- The Gentry (High ROCE + Low Growth) and Aspirer (High ROCE + Moderate Growth) buckets have been the best performers. Stocks here have fallen, on an average by around 31-33% from their 52-week high levels. These categories, given their strong capital efficiency but moderate to low earnings growth, are seen as buckets of capital preservation over the long run, with reasonable value creation. While these have also destroyed capital in the crisis, along with all other buckets of stocks, the fact that these have destroyed less somewhat proves their capital preservation attribute. The focus with these buckets should be how fast they revert to their normalised levels of earnings growth, because if they are not able to do that, their ROCE may start suffering, and so would their value creation potential.
Words of Warning
Before you look at these lists, here are some words of warning.
What you see there is just data. Numbers speak out loudly in most cases, but sometimes they don’t. Like you may never know from past numbers how the future might look, even though a long-term past is a good indicator of what may happen in the future. Also, you may never be able to locate a turnaround based on a poor track record in the past (though as Buffett says, turnarounds rarely turn around).
Another warning is that a great past may lead you to be greedy and imagine with certainty a great future and thus pay up or overpay for the stock. So, be careful of what you observe and how you act.
Just treat these lists and the theory around them (ROCE + Earnings Growth) as a mental model to think about how to pick the right kind of businesses and avoid the wrong ones.
And please remember Warren Buffett’s adage that investing –
- Is simple – We know that sustainably high ROCE and earnings growth is a great combination for long-term wealth creation
- But not easy – Practicing what we know and paying appropriate prices even for the best of businesses and avoiding the bad ones when others may be making some money on them in good times.
Keep this in mind, keep it simple, work hard, and stay safe.
Statutory Warning: This is NOT an investment advice to buy or sell shares. Please make your own decision, as blindly acting on anyone else’s research and opinions can be injurious to your wealth.
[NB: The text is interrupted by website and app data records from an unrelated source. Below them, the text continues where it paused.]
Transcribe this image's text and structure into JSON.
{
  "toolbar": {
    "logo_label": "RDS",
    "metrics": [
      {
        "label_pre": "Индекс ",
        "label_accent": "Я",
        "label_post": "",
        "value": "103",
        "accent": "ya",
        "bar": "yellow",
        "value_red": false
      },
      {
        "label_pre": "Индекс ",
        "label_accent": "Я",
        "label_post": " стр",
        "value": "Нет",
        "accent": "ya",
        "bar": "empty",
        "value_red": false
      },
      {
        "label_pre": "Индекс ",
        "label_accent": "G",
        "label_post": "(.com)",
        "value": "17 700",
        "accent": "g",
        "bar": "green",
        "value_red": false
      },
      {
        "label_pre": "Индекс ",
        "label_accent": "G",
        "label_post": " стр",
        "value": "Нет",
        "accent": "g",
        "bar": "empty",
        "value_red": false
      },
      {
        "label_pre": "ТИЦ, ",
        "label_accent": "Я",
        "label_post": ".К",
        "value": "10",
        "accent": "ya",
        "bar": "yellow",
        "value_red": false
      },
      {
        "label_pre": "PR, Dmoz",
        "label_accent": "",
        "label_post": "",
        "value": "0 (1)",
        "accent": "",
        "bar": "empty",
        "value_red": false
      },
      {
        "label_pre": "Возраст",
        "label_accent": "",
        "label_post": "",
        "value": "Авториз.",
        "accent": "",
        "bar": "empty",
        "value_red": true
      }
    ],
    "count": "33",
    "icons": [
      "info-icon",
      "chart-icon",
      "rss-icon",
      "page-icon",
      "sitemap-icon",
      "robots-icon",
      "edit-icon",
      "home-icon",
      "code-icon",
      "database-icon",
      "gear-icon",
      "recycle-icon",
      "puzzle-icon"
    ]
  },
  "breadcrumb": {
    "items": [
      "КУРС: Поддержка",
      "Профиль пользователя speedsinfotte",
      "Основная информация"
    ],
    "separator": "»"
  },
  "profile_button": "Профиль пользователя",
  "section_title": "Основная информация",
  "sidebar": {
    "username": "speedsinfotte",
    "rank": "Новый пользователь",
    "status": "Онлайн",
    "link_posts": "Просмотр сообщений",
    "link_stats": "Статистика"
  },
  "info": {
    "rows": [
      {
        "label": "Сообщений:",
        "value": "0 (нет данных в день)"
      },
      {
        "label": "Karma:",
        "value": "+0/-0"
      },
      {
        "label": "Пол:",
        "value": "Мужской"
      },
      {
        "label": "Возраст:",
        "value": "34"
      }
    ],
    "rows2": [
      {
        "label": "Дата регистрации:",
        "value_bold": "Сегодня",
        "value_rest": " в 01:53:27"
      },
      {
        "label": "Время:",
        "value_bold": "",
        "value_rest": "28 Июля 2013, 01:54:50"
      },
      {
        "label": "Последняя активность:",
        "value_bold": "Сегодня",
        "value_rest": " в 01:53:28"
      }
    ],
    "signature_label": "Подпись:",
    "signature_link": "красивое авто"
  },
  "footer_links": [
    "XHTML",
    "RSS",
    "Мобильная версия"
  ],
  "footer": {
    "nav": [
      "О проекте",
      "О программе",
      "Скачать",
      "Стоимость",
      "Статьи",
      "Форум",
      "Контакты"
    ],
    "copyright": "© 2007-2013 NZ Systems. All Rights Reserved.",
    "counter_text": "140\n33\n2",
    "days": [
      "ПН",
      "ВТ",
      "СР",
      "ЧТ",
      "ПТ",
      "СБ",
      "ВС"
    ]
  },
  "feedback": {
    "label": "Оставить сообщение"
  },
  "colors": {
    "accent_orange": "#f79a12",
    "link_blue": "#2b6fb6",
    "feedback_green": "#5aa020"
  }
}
My analysis may be biased, and wrong. I have been wrong many times in the past. I am a registered Research Analyst as per SEBI (Research Analyst) Regulations, 2014 (Registration No. INH000000578).